Notes Thank you to Carolee Schneemann for being so generous with her time and ideas and to Jennifer Stamps, Carolee’s assistant.Versions of this essay have been published in the catalog accompanying an exhibition titled Carolee Schneeman: Painting.
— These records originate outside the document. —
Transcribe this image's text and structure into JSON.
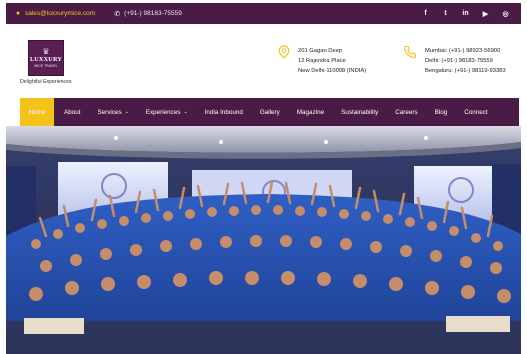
{
  "topbar": {
    "email": "sales@luxxurymice.com",
    "phone": "(+91-) 98183-75559",
    "social": [
      "facebook-icon",
      "twitter-icon",
      "linkedin-icon",
      "youtube-icon",
      "instagram-icon"
    ]
  },
  "logo": {
    "line1": "LUXXURY",
    "line2": "MICE TRAVEL",
    "tagline": "Delightful Experiences"
  },
  "address": {
    "line1": "201 Gagan Deep",
    "line2": "12 Rajendra Place",
    "line3": "New Delhi-110008 (INDIA)"
  },
  "phones": {
    "line1": "Mumbai: (+91-) 98923-56900",
    "line2": "Delhi: (+91-) 98183-75559",
    "line3": "Bengaluru: (+91-) 98119-93383"
  },
  "nav": {
    "items": [
      {
        "label": "Home",
        "active": true
      },
      {
        "label": "About"
      },
      {
        "label": "Services",
        "dropdown": true
      },
      {
        "label": "Experiences",
        "dropdown": true
      },
      {
        "label": "India Inbound"
      },
      {
        "label": "Gallery"
      },
      {
        "label": "Magazine"
      },
      {
        "label": "Sustainability"
      },
      {
        "label": "Careers"
      },
      {
        "label": "Blog"
      },
      {
        "label": "Connect"
      }
    ],
    "caret": "⌄"
  },
  "hero": {
    "description": "Group photo of a large corporate team in blue shirts with raised hands"
  },
  "colors": {
    "brand_purple": "#4a1b44",
    "accent_yellow": "#f3c319"
  }
}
What It Became, curated by Maura Reilly at ppow Gallery, New York, February to March 2009, and on pages 27–30, in the catalog, Carolee Schneemann: Within and beyond the Premises, Samuel Dorsky Museum of Art at the State University of New York at New Paltz, February 6 to July 25, 2010.
The epigraph to this article is from Carolee Schneemann, Imaging Her Erotics: Carolee Schneemann (1993), vhs, 5 mins, a video collaboration between director Maria Beatty and the artist.
1. Carolee Schneemann, Imaging Her Erotics: Essays, Interviews, Projects (Cambridge, MA: mit Press, 2003); Carolee Schneemann and Bruce McPherson, More Than Meat Joy: Complete Performance Works and Selected Writings, (Kinston, NY: McPherson, 1997), 167. 2. Rebecca Schneider, The Explicit Body in Performance (New York: Routledge, 1997), 35. 3. Schneemann, More Than Meat Joy, 21, 32; Schneemann, quoted in Carey Lovelace, “Schnee mann: Inside Out,” Artcom, no. 19 (1983): 16. 4. Schneemann, from an unpublished interview with Danielle Knafo. 5. Schneemann, quoted in an interview by Kate Haug, in Schneemann, Imaging Her Erotics. 6. Ibid., 165. 7. Schneemann, quoted in Scott MacDonald, “Film and Performance: An Interview with Carolee Schneemann,” Millennium Film Journal, nos. 7/8/9 (Fall/Winter 1980–1981): 105.